Reproduce the listing that follows character for character, excluding its pictures.

(Beginning of Dataset extract)

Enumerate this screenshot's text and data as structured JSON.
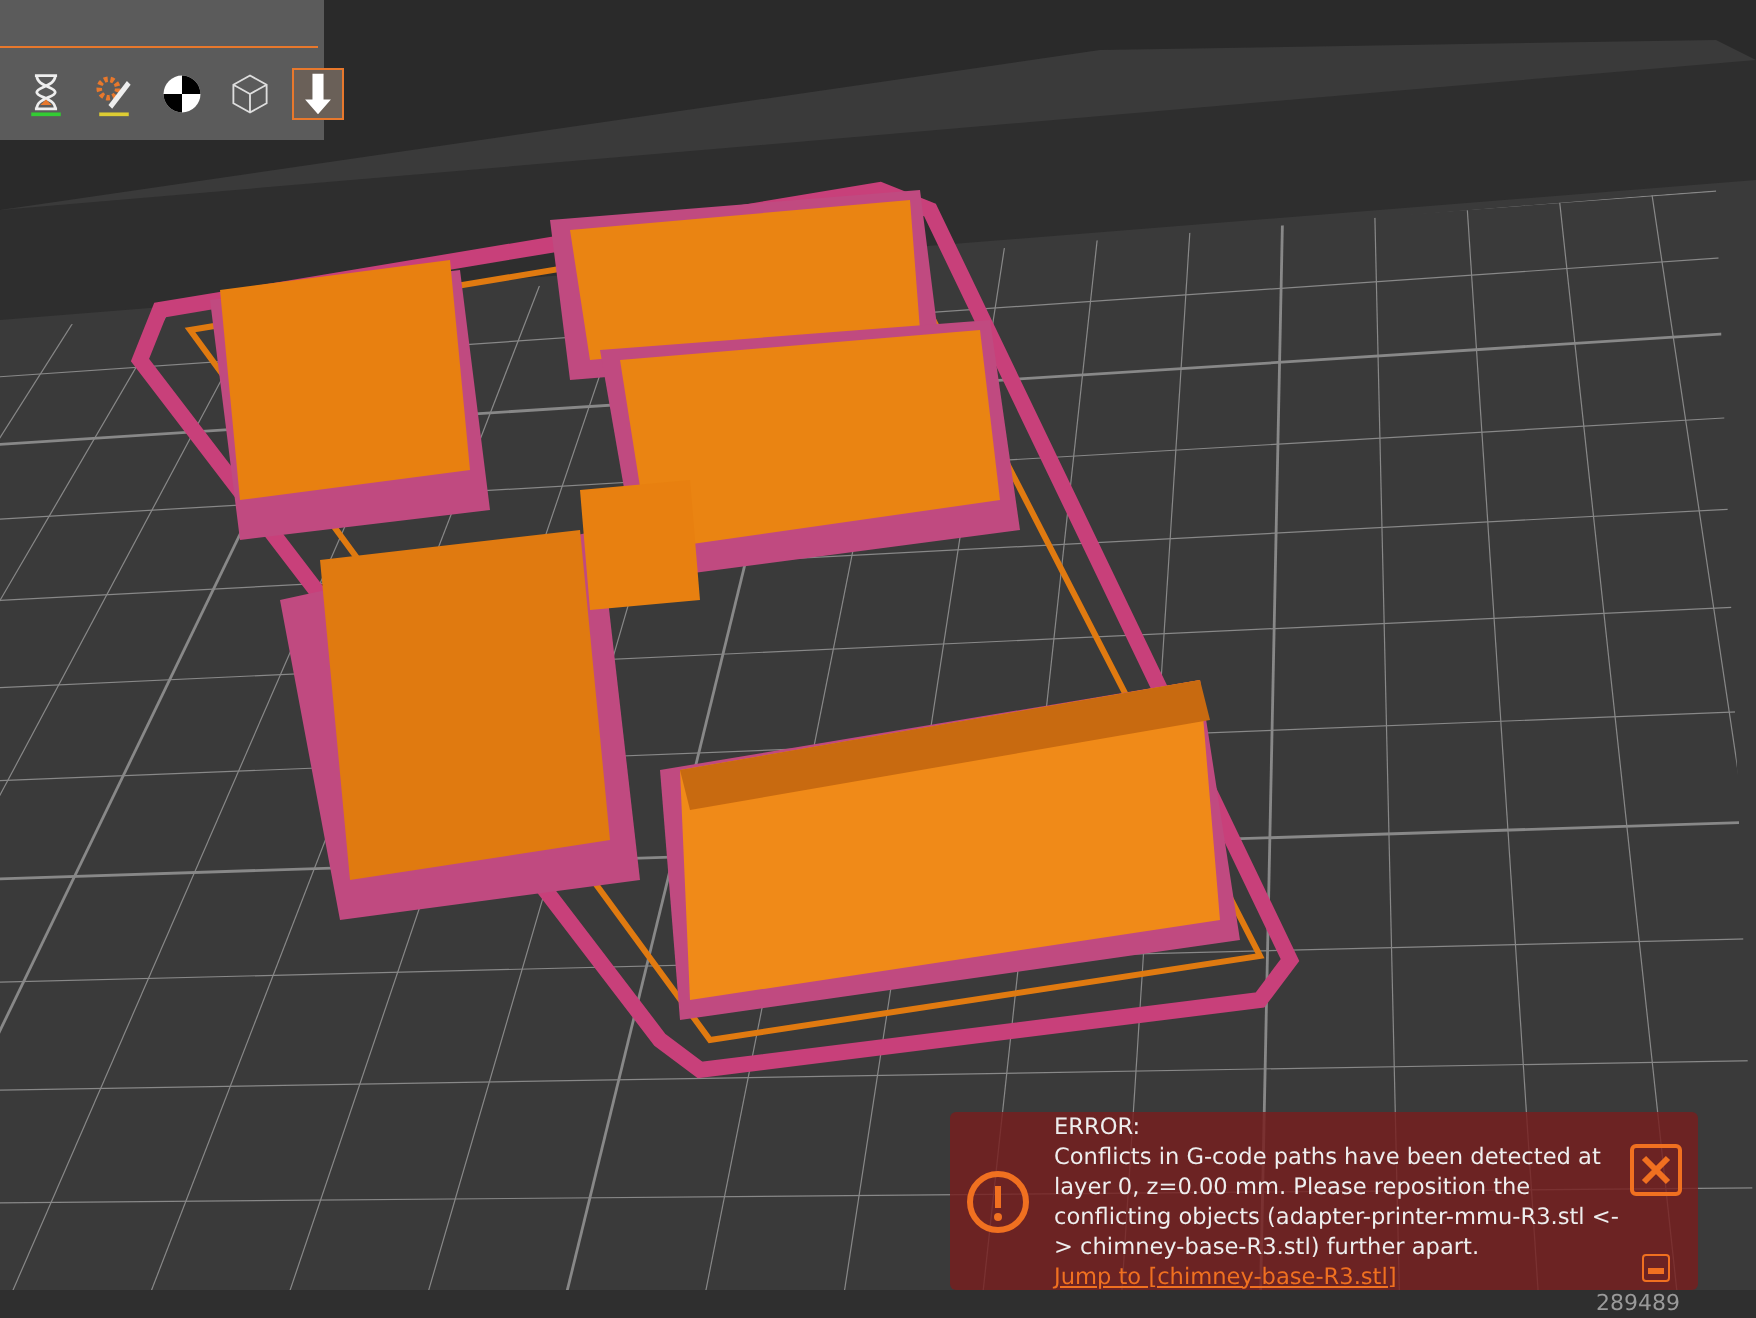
{
  "toolbar": {
    "items": [
      {
        "kind": "hourglass",
        "selected": false
      },
      {
        "kind": "gear-pencil",
        "selected": false
      },
      {
        "kind": "checker",
        "selected": false
      },
      {
        "kind": "cube",
        "selected": false
      },
      {
        "kind": "arrow-down",
        "selected": true
      }
    ]
  },
  "notification": {
    "kind": "error",
    "heading": "ERROR:",
    "message": "Conflicts in G-code paths have been detected at layer 0, z=0.00 mm. Please reposition the conflicting objects (adapter-printer-mmu-R3.stl <-> chimney-base-R3.stl) further apart.",
    "link": "Jump to [chimney-base-R3.stl]"
  },
  "status_bar": {
    "value": "289489"
  }
}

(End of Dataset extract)

▶ Answer area
Enumerate this screenshot's text and data as structured JSON.
{
  "toolbar": {
    "items": [
      {
        "kind": "hourglass",
        "selected": false
      },
      {
        "kind": "gear-pencil",
        "selected": false
      },
      {
        "kind": "checker",
        "selected": false
      },
      {
        "kind": "cube",
        "selected": false
      },
      {
        "kind": "arrow-down",
        "selected": true
      }
    ]
  },
  "notification": {
    "kind": "error",
    "heading": "ERROR:",
    "message": "Conflicts in G-code paths have been detected at layer 0, z=0.00 mm. Please reposition the conflicting objects (adapter-printer-mmu-R3.stl <-> chimney-base-R3.stl) further apart.",
    "link": "Jump to [chimney-base-R3.stl]"
  },
  "status_bar": {
    "value": "289489"
  }
}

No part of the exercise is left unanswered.